■ **Exercise**
Print out each record, keeping it identical to the original.

■ **Given records**
--*--

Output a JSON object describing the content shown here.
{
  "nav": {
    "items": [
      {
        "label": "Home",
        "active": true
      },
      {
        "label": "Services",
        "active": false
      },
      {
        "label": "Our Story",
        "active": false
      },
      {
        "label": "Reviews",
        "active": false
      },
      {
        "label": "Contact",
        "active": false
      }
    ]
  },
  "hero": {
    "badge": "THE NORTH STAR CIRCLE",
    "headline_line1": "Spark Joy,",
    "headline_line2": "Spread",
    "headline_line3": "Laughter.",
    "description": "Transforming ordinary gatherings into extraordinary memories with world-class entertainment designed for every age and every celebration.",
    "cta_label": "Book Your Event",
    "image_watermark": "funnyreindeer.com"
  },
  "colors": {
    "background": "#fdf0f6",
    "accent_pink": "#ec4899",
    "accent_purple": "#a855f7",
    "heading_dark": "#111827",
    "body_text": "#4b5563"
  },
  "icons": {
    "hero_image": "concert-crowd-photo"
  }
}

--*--

■ **Response**
Output a JSON object describing the content shown here.
{
  "nav": {
    "items": [
      {
        "label": "Home",
        "active": true
      },
      {
        "label": "Services",
        "active": false
      },
      {
        "label": "Our Story",
        "active": false
      },
      {
        "label": "Reviews",
        "active": false
      },
      {
        "label": "Contact",
        "active": false
      }
    ]
  },
  "hero": {
    "badge": "THE NORTH STAR CIRCLE",
    "headline_line1": "Spark Joy,",
    "headline_line2": "Spread",
    "headline_line3": "Laughter.",
    "description": "Transforming ordinary gatherings into extraordinary memories with world-class entertainment designed for every age and every celebration.",
    "cta_label": "Book Your Event",
    "image_watermark": "funnyreindeer.com"
  },
  "colors": {
    "background": "#fdf0f6",
    "accent_pink": "#ec4899",
    "accent_purple": "#a855f7",
    "heading_dark": "#111827",
    "body_text": "#4b5563"
  },
  "icons": {
    "hero_image": "concert-crowd-photo"
  }
}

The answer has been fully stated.